### YOUR TASK
Look through the data below and, wherever a line carries the word "comment", please copy that line.

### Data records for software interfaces
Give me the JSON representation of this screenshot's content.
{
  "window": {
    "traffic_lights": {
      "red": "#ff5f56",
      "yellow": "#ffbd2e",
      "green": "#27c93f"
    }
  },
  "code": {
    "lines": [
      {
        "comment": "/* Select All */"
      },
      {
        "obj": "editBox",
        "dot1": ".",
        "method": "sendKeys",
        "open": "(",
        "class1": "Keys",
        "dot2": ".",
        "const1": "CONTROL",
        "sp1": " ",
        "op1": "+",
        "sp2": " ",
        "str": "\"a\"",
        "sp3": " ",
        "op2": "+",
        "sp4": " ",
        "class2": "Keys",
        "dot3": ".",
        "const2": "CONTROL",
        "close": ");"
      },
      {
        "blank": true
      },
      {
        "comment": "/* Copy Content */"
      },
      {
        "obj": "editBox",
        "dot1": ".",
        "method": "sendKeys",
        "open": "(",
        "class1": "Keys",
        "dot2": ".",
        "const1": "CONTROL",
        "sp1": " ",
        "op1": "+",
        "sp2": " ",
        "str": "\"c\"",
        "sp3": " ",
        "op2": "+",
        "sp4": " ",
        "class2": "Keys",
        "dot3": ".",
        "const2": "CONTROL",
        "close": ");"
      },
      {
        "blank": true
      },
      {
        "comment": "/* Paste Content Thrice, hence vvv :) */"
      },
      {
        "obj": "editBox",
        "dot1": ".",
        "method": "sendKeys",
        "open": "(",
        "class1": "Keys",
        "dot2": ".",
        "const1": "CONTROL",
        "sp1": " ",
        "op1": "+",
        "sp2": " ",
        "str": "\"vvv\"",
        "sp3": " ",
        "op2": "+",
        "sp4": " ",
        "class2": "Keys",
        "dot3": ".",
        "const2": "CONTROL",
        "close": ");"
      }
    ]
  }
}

### ANSWER TO THE PROBLEM
        "comment": "/* Select All */"
        "comment": "/* Copy Content */"
        "comment": "/* Paste Content Thrice, hence vvv :) */"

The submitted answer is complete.